Peeps contest finalists

Video: Finalists in the Washington Post Peeps Diorama Contest

Akira Hakuta created these videos about the five finalists in The Washington Post’s Peeps Diorama contest, which has some really creative entries this year. Videos feature The Mad Hatter, Korean War memorial, the movie Up, and “Goodnight Peeps.” I created the player, which is almost exactly the same as the Scene In player. Noel Smart designed the logo treatment.

New county map: Ultra-high Medicare Billing Rates

Billing Medicare at the highest rates

I re-purposed the unemployment map for this story about ultra-high billing rates at skilled nursing facilities in the U.S. It shows where facilities are billing ultra-high rates. The Washington Post found that nursing homes have flooded ‘ultra-high’ billing categories with patients, and the amount of waste and abuse could reach billions of dollars a year. Check out the graphic or read the story by Scott Higham and Dan Keating.

New project: Graphic explains the search for a serial rapist

Rapist's trail spans four states, 13 years

I worked on this graphic with reporters Josh White and Maria Glod, who collected an incredible amount of information on the East Coast Rapist, a man who has been on the loose for 13 years and is a suspect in 17 cases. For this important story, I organized the data that Josh and Maria collected into an easy-to-use interface that had the details of each case, including a small photo gallery, a google map, a quote and all the case information. I built an interface that drew connections between the cases and allowed people to sort the cases by date, location, existence of dna samples, and the weapon used.
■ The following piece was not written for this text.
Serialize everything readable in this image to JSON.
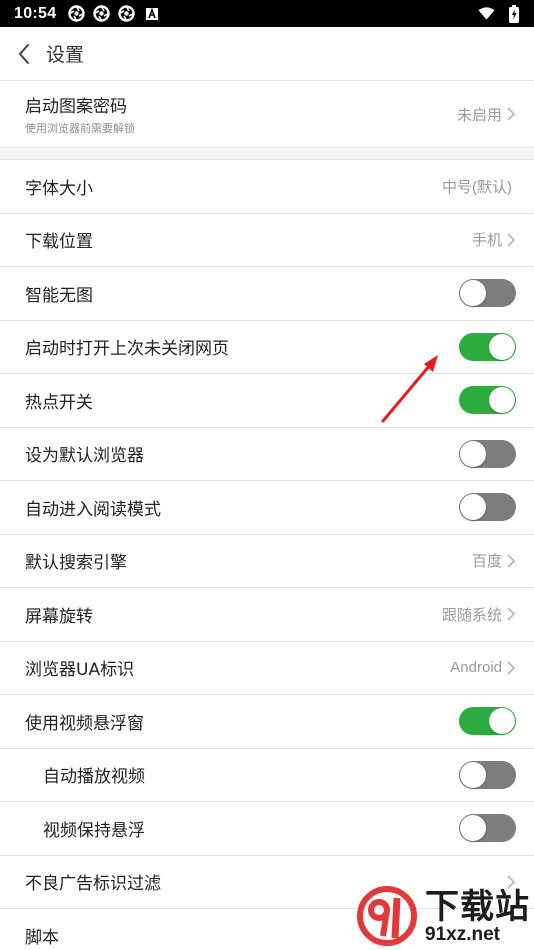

It also featured a map interface, a gallery and a video. Keep reading this post »

Fact or Fiction

Published in The Washington Post, December 2011

This card game is a fun way to expose all our Fact Checker columns. People can choose their own ratings and see past ratings for candidates. I designed and developed the main game, as well as the widgetized version of it that lives in the politics section.

Role: Design, programming

Tools used: Javascript, CSS

More games: D.C. Budget Game, Make a royal match, How well are you aging?, Washington Metro art

Analyzing U.S. tax breaks

Published in The Washington Post, September 18, 2011

This piece looks at all the tax breaks on the books in the United States, how much they cost and when they went into effect. It breaks down all the tax expenditures by category and value and highlights important movements. I created the charting, interaction and design of the javascript visualization at the top of the page. We focused a lot on adding an annotation layer to this piece, so it’s not just a deep data dive. While the granular information is there, it is secondary to the analysis we are providing. Read more here.

Role: Design, programming

Tools used: JavaScript, jQuery, CSS

More charts: Where are the jobs?

Unemployment map

Published in The Washington Post, December 3, 2009

Unemployment by County

This map shows the change in unemployment rate over time on county, state and national levels. This was a quick-turnaround project — the initial version was done in two days, with about three days of upgrades. I imported simplified county shapes into Flash, and built all the functionality and the interface, which includes charting for U.S. and state unemployment rate. It also has historical unemployment data that lets users go back and see how their county has fared for the past two years. It features zooming and panning, as well as quick-select menus on the right side. We’ve also highlighted certain regions, so when you click on those you get a detailed analysis and a zoomed in view.

Role: Design, programming, research

Tools used: Flash/ActionScript 3.0, MaPublisher

Awards: SND Quarterly (Winter 2009)

Rawlings Panoramic Timeline

Published in The Washington Post, April 18, 2009

rawlings timeline

This project recreates the scene where DeOnte Rawlings was shot, and tries to lend clarity to what happened (there was debate about whether police had reason to shoot at him or not). Alex Garcia had shot some panoramas of the scene, so instead of just having them in a gallery, I suggested that we try to create a 3-D crime scene timeline, by using Flash Panorama Player’s hotspot technology. I had only used it once before so it took some time to set up, but I really like the effect. It gives a great sense of place and is a really powerful storytelling tool.

Tools used: Flash/ActionScript 3.0 and Flash Panorama Player, CSS

Role: Design, programming

More of my panorama projects:
Egypt Panoramas (panorama template)

More investigative design:
Two worlds, On the trail of a serial rapist, Fatal flights

India in Motion

Published in The Washington Post, February 26, 2010

India in Motion

This project was a video snapshot of a trip to India I went on last year. It features over 20 short videos in a player I built and designed. It autoplays from one video to the next, and allows users to jump forward and back using thumbnails, a map, or a dropdown list. It is a variation on the series player I created for Scene In, a fashion series on Washington, D.C.

Role: Design, programming

Tools used: Flash/ActionScript 3.0, CSS

Awards: SND Quarterly (Spring 2010)

More video projects:
9:30 Club turns 30
Scene In